Search the records for the word "thenAnswer". Copy every line where it appears.

Items from an interface collection:
____________
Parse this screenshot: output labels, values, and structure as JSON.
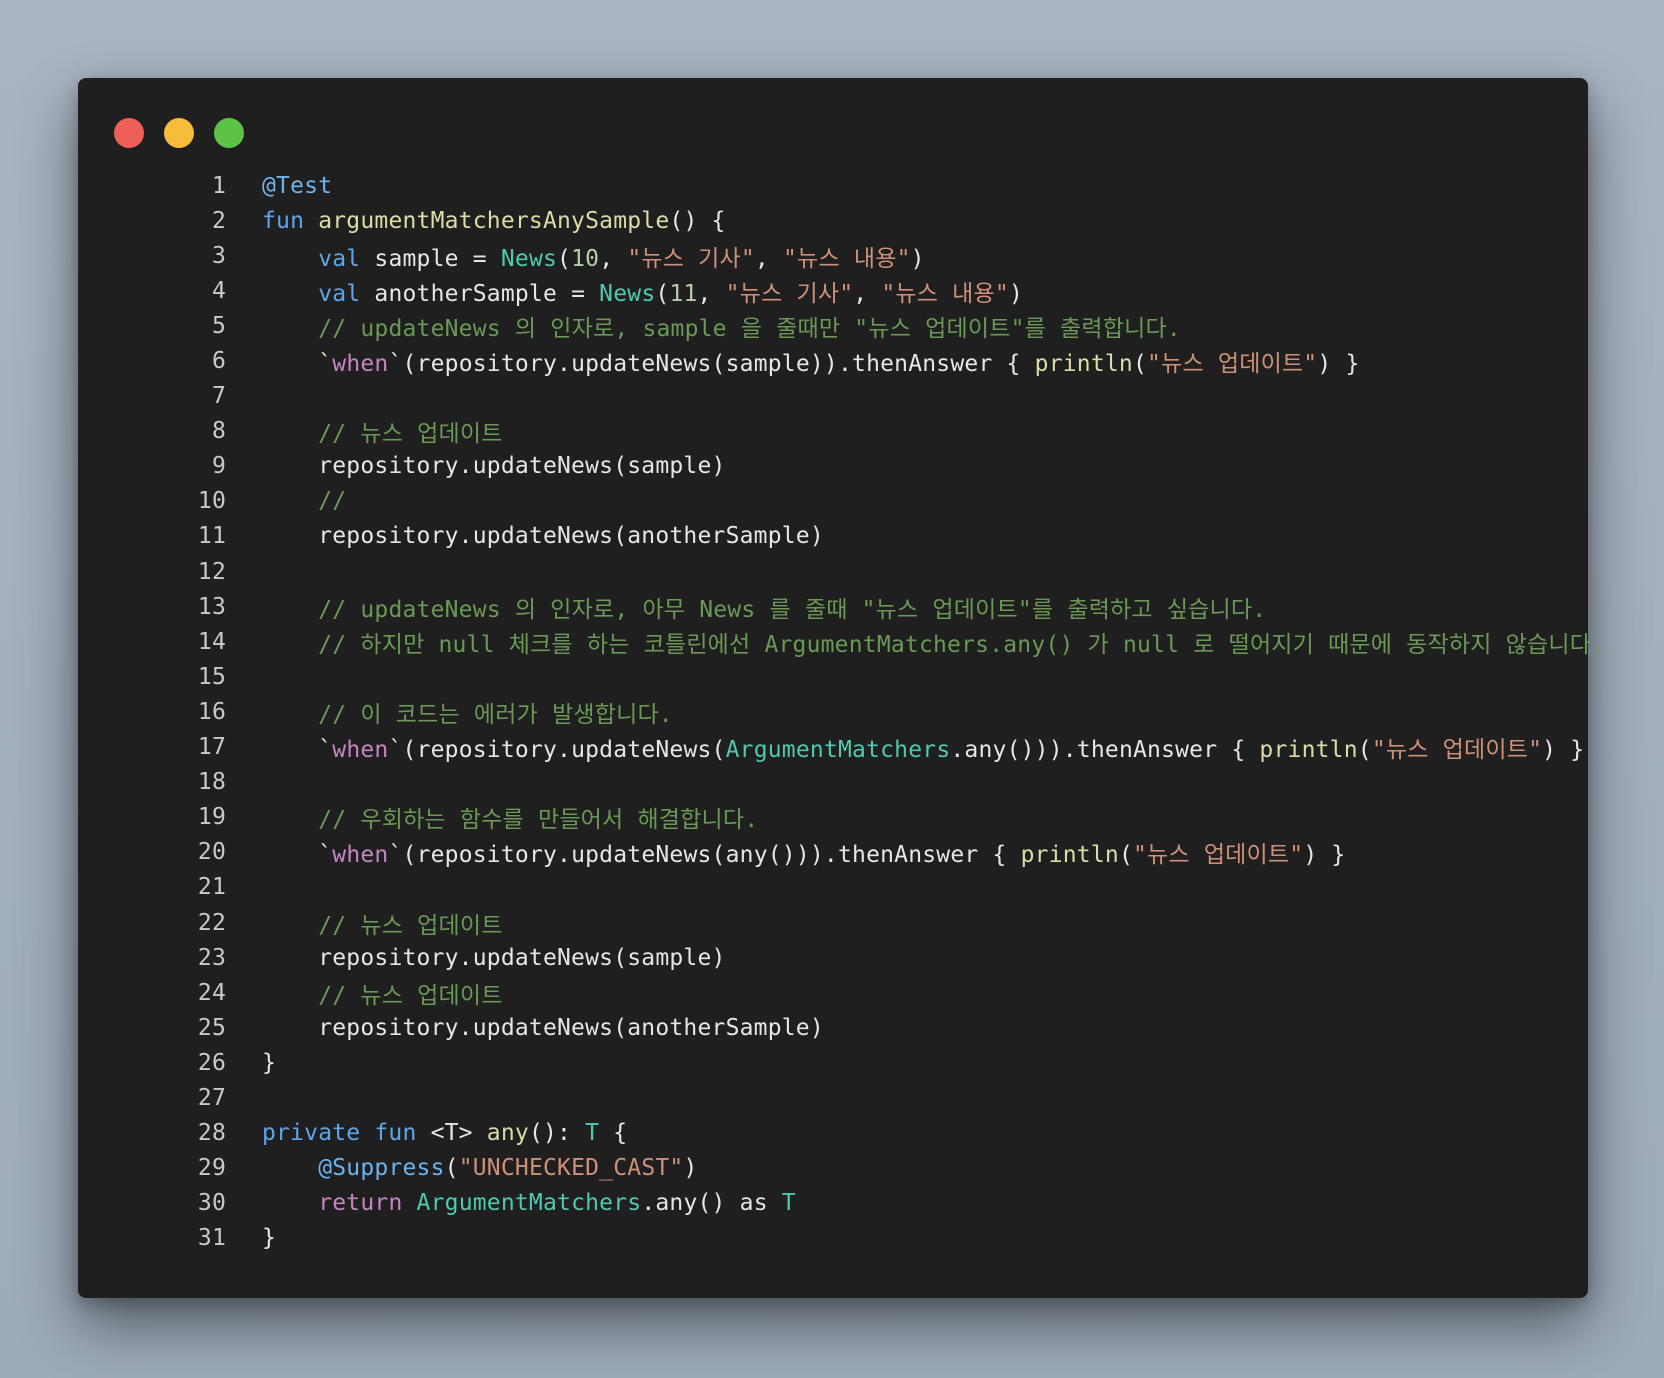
{
  "window": {
    "controls": {
      "close_color": "#ed5f57",
      "minimize_color": "#f5bd3a",
      "maximize_color": "#5cc345"
    }
  },
  "code": {
    "language": "kotlin",
    "lines": [
      [
        {
          "t": "@Test",
          "k": "anno"
        }
      ],
      [
        {
          "t": "fun ",
          "k": "kw"
        },
        {
          "t": "argumentMatchersAnySample",
          "k": "fn"
        },
        {
          "t": "() {",
          "k": "plain"
        }
      ],
      [
        {
          "t": "    ",
          "k": "plain"
        },
        {
          "t": "val ",
          "k": "kw"
        },
        {
          "t": "sample = ",
          "k": "plain"
        },
        {
          "t": "News",
          "k": "type"
        },
        {
          "t": "(",
          "k": "plain"
        },
        {
          "t": "10",
          "k": "num"
        },
        {
          "t": ", ",
          "k": "plain"
        },
        {
          "t": "\"뉴스 기사\"",
          "k": "str"
        },
        {
          "t": ", ",
          "k": "plain"
        },
        {
          "t": "\"뉴스 내용\"",
          "k": "str"
        },
        {
          "t": ")",
          "k": "plain"
        }
      ],
      [
        {
          "t": "    ",
          "k": "plain"
        },
        {
          "t": "val ",
          "k": "kw"
        },
        {
          "t": "anotherSample = ",
          "k": "plain"
        },
        {
          "t": "News",
          "k": "type"
        },
        {
          "t": "(",
          "k": "plain"
        },
        {
          "t": "11",
          "k": "num"
        },
        {
          "t": ", ",
          "k": "plain"
        },
        {
          "t": "\"뉴스 기사\"",
          "k": "str"
        },
        {
          "t": ", ",
          "k": "plain"
        },
        {
          "t": "\"뉴스 내용\"",
          "k": "str"
        },
        {
          "t": ")",
          "k": "plain"
        }
      ],
      [
        {
          "t": "    ",
          "k": "plain"
        },
        {
          "t": "// updateNews 의 인자로, sample 을 줄때만 \"뉴스 업데이트\"를 출력합니다.",
          "k": "com"
        }
      ],
      [
        {
          "t": "    ",
          "k": "plain"
        },
        {
          "t": "`",
          "k": "plain"
        },
        {
          "t": "when",
          "k": "ctl"
        },
        {
          "t": "`(repository.updateNews(sample)).thenAnswer { ",
          "k": "plain"
        },
        {
          "t": "println",
          "k": "fn"
        },
        {
          "t": "(",
          "k": "plain"
        },
        {
          "t": "\"뉴스 업데이트\"",
          "k": "str"
        },
        {
          "t": ") }",
          "k": "plain"
        }
      ],
      [],
      [
        {
          "t": "    ",
          "k": "plain"
        },
        {
          "t": "// 뉴스 업데이트",
          "k": "com"
        }
      ],
      [
        {
          "t": "    ",
          "k": "plain"
        },
        {
          "t": "repository.updateNews(sample)",
          "k": "plain"
        }
      ],
      [
        {
          "t": "    ",
          "k": "plain"
        },
        {
          "t": "//",
          "k": "com"
        }
      ],
      [
        {
          "t": "    ",
          "k": "plain"
        },
        {
          "t": "repository.updateNews(anotherSample)",
          "k": "plain"
        }
      ],
      [],
      [
        {
          "t": "    ",
          "k": "plain"
        },
        {
          "t": "// updateNews 의 인자로, 아무 News 를 줄때 \"뉴스 업데이트\"를 출력하고 싶습니다.",
          "k": "com"
        }
      ],
      [
        {
          "t": "    ",
          "k": "plain"
        },
        {
          "t": "// 하지만 null 체크를 하는 코틀린에선 ArgumentMatchers.any() 가 null 로 떨어지기 때문에 동작하지 않습니다.",
          "k": "com"
        }
      ],
      [],
      [
        {
          "t": "    ",
          "k": "plain"
        },
        {
          "t": "// 이 코드는 에러가 발생합니다.",
          "k": "com"
        }
      ],
      [
        {
          "t": "    ",
          "k": "plain"
        },
        {
          "t": "`",
          "k": "plain"
        },
        {
          "t": "when",
          "k": "ctl"
        },
        {
          "t": "`(repository.updateNews(",
          "k": "plain"
        },
        {
          "t": "ArgumentMatchers",
          "k": "type"
        },
        {
          "t": ".any())).thenAnswer { ",
          "k": "plain"
        },
        {
          "t": "println",
          "k": "fn"
        },
        {
          "t": "(",
          "k": "plain"
        },
        {
          "t": "\"뉴스 업데이트\"",
          "k": "str"
        },
        {
          "t": ") }",
          "k": "plain"
        }
      ],
      [],
      [
        {
          "t": "    ",
          "k": "plain"
        },
        {
          "t": "// 우회하는 함수를 만들어서 해결합니다.",
          "k": "com"
        }
      ],
      [
        {
          "t": "    ",
          "k": "plain"
        },
        {
          "t": "`",
          "k": "plain"
        },
        {
          "t": "when",
          "k": "ctl"
        },
        {
          "t": "`(repository.updateNews(any())).thenAnswer { ",
          "k": "plain"
        },
        {
          "t": "println",
          "k": "fn"
        },
        {
          "t": "(",
          "k": "plain"
        },
        {
          "t": "\"뉴스 업데이트\"",
          "k": "str"
        },
        {
          "t": ") }",
          "k": "plain"
        }
      ],
      [],
      [
        {
          "t": "    ",
          "k": "plain"
        },
        {
          "t": "// 뉴스 업데이트",
          "k": "com"
        }
      ],
      [
        {
          "t": "    ",
          "k": "plain"
        },
        {
          "t": "repository.updateNews(sample)",
          "k": "plain"
        }
      ],
      [
        {
          "t": "    ",
          "k": "plain"
        },
        {
          "t": "// 뉴스 업데이트",
          "k": "com"
        }
      ],
      [
        {
          "t": "    ",
          "k": "plain"
        },
        {
          "t": "repository.updateNews(anotherSample)",
          "k": "plain"
        }
      ],
      [
        {
          "t": "}",
          "k": "plain"
        }
      ],
      [],
      [
        {
          "t": "private fun ",
          "k": "kw"
        },
        {
          "t": "<T> ",
          "k": "plain"
        },
        {
          "t": "any",
          "k": "fn"
        },
        {
          "t": "(): ",
          "k": "plain"
        },
        {
          "t": "T",
          "k": "type"
        },
        {
          "t": " {",
          "k": "plain"
        }
      ],
      [
        {
          "t": "    ",
          "k": "plain"
        },
        {
          "t": "@Suppress",
          "k": "anno"
        },
        {
          "t": "(",
          "k": "plain"
        },
        {
          "t": "\"UNCHECKED_CAST\"",
          "k": "str"
        },
        {
          "t": ")",
          "k": "plain"
        }
      ],
      [
        {
          "t": "    ",
          "k": "plain"
        },
        {
          "t": "return ",
          "k": "ctl"
        },
        {
          "t": "ArgumentMatchers",
          "k": "type"
        },
        {
          "t": ".any() as ",
          "k": "plain"
        },
        {
          "t": "T",
          "k": "type"
        }
      ],
      [
        {
          "t": "}",
          "k": "plain"
        }
      ]
    ]
  }
}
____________
### OUTPUT FOR THIS EXERCISE
          "t": "`(repository.updateNews(sample)).thenAnswer { ",
          "t": ".any())).thenAnswer { ",
          "t": "`(repository.updateNews(any())).thenAnswer { ",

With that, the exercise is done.